The Breakthrough Prize in Mathematics is an annual award of the Breakthrough Prize series, inaugurated in 2013, where laureates receive $3 million each in prize money for outstanding contributions in Life Sciences, Fundamental Physics, and Mathematics.
The idea behind the Breakthrough Prize, renowned as the “Oscars of Science”, is that if scientists are viewed as celebrities, on a par with movie and rock stars, then more young students will aspire to be scientists.
The Breakthrough Prizes were founded by Sergey Brin, Priscilla Chan and Mark Zuckerberg, Yuri and Julia Milner, and Anne Wojcicki. Sponsorship is provided through the personal foundations established by Sergey Brin, Priscilla Chan and Mark Zuckerberg, Ma Huateng, Jack Ma, Yuri and Julia Milner, and Anne Wojcicki, some of the most influential business people in science and tech industry today.
In addition, the Breakthrough Prize Board also selects up to three laureates for the New Horizons in Mathematics Prize which awards $100,000 to early-career researchers. In 2019, both Kaisa Matomäki and Karim Adiprasito received the award, and for 2021 the award goes to Aleksandr Logunov. All three are 2020 EMS Prize winners.
Also, in 2021, the first Maryam Mirzakhani New Frontiers Prizes of $50,000 are to be awarded to a number of women mathematicians who have completed their PhDs within the past two years.
All winners for the Breakthrough Prize series 2021 were announced in September 2020.
The Breakthrough Prize has recognized Professor Sir Martin Hairer KBE FRS “for transformative contributions to the theory of stochastic analysis, particularly the theory of regularity structures in stochastic partial differential equations.”
Martin Hairer is a professor of Pure Mathematics and Chair in Probability and Stochastic Analysis in the Department of Mathematics, Imperial College, London.
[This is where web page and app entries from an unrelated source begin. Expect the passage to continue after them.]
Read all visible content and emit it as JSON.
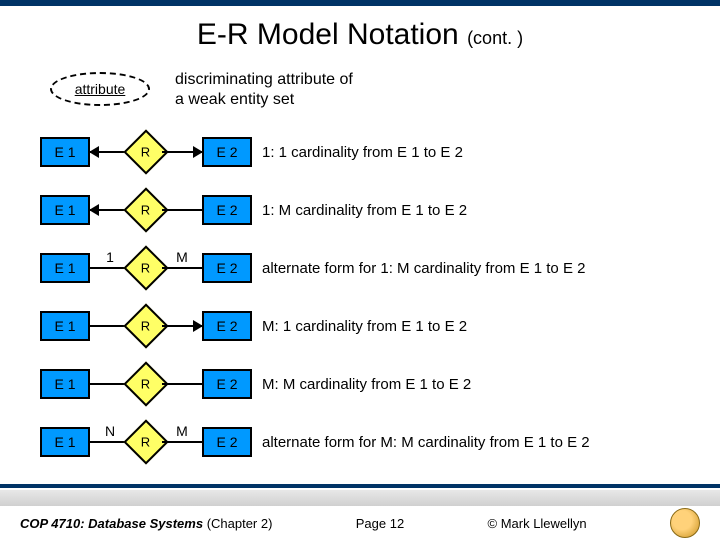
{
  "title": {
    "main": "E-R Model Notation",
    "cont": "(cont. )"
  },
  "discrim": {
    "label": "attribute",
    "text_line1": "discriminating attribute of",
    "text_line2": "a weak entity set"
  },
  "rows": [
    {
      "e1": "E 1",
      "l_label": "",
      "r": "R",
      "r_label": "",
      "e2": "E 2",
      "desc": "1: 1 cardinality from E 1 to E 2",
      "left_arrow": true,
      "right_arrow": true
    },
    {
      "e1": "E 1",
      "l_label": "",
      "r": "R",
      "r_label": "",
      "e2": "E 2",
      "desc": "1: M cardinality from E 1 to E 2",
      "left_arrow": true,
      "right_arrow": false
    },
    {
      "e1": "E 1",
      "l_label": "1",
      "r": "R",
      "r_label": "M",
      "e2": "E 2",
      "desc": "alternate form for 1: M cardinality from E 1 to E 2",
      "left_arrow": false,
      "right_arrow": false
    },
    {
      "e1": "E 1",
      "l_label": "",
      "r": "R",
      "r_label": "",
      "e2": "E 2",
      "desc": "M: 1 cardinality from E 1 to E 2",
      "left_arrow": false,
      "right_arrow": true
    },
    {
      "e1": "E 1",
      "l_label": "",
      "r": "R",
      "r_label": "",
      "e2": "E 2",
      "desc": "M: M cardinality from E 1 to E 2",
      "left_arrow": false,
      "right_arrow": false
    },
    {
      "e1": "E 1",
      "l_label": "N",
      "r": "R",
      "r_label": "M",
      "e2": "E 2",
      "desc": "alternate form for M: M cardinality from E 1 to E 2",
      "left_arrow": false,
      "right_arrow": false
    }
  ],
  "footer": {
    "course": "COP 4710: Database Systems",
    "chapter": "(Chapter 2)",
    "page": "Page 12",
    "author": "© Mark Llewellyn"
  }
}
His main area of research is the study of stochastic partial differential equations (SPDEs); other research interests include nonequlibrium statistical mechanics, stochastic differential equations, stochastic processes with memory, and the general theory of Markov processes. He will be delivering the Hirzebruch Lecture at the 8ECM in 2021.
An interview by Imperial with Professor Hairer is published here, including more details about his research, his inspiration, and what it feels like to win.
We congratulate Professor Hairer and wish him successful work in the future!